--- START ---

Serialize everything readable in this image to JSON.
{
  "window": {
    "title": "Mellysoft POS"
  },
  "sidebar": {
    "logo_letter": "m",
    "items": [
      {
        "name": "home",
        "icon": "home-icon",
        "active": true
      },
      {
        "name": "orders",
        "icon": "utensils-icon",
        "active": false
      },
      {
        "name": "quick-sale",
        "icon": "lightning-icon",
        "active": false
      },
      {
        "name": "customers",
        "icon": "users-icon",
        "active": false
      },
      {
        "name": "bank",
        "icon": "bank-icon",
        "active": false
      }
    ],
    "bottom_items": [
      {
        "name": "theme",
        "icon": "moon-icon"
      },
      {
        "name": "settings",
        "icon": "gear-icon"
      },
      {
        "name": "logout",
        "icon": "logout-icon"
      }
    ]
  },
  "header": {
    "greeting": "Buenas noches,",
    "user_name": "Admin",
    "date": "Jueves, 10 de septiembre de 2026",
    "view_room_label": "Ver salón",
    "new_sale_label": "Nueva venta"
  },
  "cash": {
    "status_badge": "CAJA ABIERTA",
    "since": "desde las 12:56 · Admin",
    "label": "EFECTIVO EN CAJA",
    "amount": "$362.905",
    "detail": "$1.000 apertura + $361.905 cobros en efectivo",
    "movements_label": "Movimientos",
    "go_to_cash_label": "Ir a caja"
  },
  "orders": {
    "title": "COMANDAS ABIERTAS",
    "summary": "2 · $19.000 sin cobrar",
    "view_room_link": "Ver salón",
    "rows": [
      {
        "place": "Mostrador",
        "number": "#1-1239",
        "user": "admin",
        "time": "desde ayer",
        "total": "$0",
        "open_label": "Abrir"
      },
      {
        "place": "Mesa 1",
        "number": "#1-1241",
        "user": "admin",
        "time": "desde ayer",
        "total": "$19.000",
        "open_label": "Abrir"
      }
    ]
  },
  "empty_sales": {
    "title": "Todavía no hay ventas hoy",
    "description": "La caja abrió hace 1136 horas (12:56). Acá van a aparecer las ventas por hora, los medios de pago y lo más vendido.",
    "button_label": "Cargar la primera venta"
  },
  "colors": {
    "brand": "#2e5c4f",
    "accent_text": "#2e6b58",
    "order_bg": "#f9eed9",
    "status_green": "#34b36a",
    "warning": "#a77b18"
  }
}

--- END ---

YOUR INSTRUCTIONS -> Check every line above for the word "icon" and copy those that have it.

WORKED SOLUTION ->
        "icon": "home-icon",
        "icon": "utensils-icon",
        "icon": "lightning-icon",
        "icon": "users-icon",
        "icon": "bank-icon",
        "icon": "moon-icon"
        "icon": "gear-icon"
        "icon": "logout-icon"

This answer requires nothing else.